I would want to protect my daughter, but that doesn't mean I would steer her to what's coming: A city-overseen "safe injection site" that is neither safe nor legal.

I would consider myself a failure as a parent if I did  not get my daughter into treatment. And I could fail, because thousands of parents have been unable to cajole or force their children into rehab. Opioids are so pernicious that even after some of those who are addicted are brought back from death with naloxone, they reach for a syringe.

There are a million children being raised by grandparents because parents have become drug zombies. Philadelphia has one of the highest overdose rates in America. And we should make shooting up easier?

I once lived with an alcoholic, powerless to rescue her because you can't save people until they want to be saved. The person who was once a loving spouse, or child, or sibling will rob you blind for drug money. For their own protection, generations of families have had to expel those addicted to drugs from their homes.

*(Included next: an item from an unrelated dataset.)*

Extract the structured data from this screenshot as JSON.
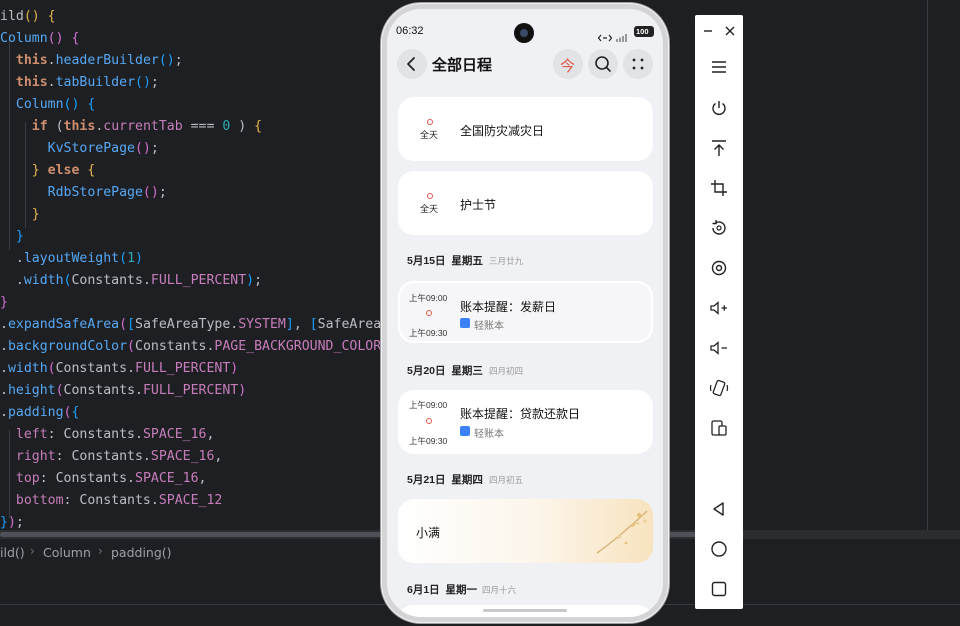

Using mystifying logic, Farley asserts sending those addicted to drugs to a site to shoot up "safely" does not promote drug use.

If it makes it "safer," of course it does. How can you deny it? And new research published in the International Journal of Drug Policy downplayed the assumed benefits of the sites.

I put quote marks around "safer" because those suffering from drug addiction  take their lives in their hands every time they shoot up. When they buy street drugs, they walk into the unknown, which is why so many of them OD.

In 2016, more than 63,000 Americans died from drug overdoses. That's more than auto deaths (34,439)  or gun deaths (38,658).

It is a nightmare. What do we do?

The city is getting ready to launch "safe injection sites," needing an operator, funding, and a location. I hear this is imminent.

The idea is well-intended, but it is illegal. City officials don't care. We are a nation of laws only when it is convenient, it sometimes seems.

Cities should expect "swift and aggressive action" from the Department of Justice, according to an op-ed in the New York Times by U.S. Deputy Attorney General Rod Rosenstein. and a subsequent interview with WHYY,

Pennsylvania Attorney General Josh Shapiro AP Photo/Matt Rourke
Pennsylvania Attorney General Josh Shapiro AP Photo/Matt Rourke

It's not just the mean feds talking about the l-a-w. Pennsylvania Attorney General Josh Shapiro reminds us that "safe injection sites" are illegal and, "There's no safe way to inject yourself with this kind of poison."

Yes, you can show me data from Canada and elsewhere that some of the addicted do volunteer for treatment at "safe injection sites." Others inject, overdose, are brought back to life, and promptly inject again. This illustrates the grip of the vice they are in.

The site may protect them from physical death, but they are kept in narco spiritual death. While few or none die at the site, others die after going home.

Is our solution to accommodate their vice, normalize their wretched existence, in the magic belief they will exit the spiral on their own? Should we make their moral and physical collapse comfortable, or should we demand they assume responsibility for their own lives?

Since they are breaking the law, might we do better by incarcerating those who are addicted, not in jails but in treatment facilities?

Would they stay clean and sober after discharge? I don't know. I do know they won't be clean and sober at a "safe injection site" because that's where they'd go to get high. With the city's blessing.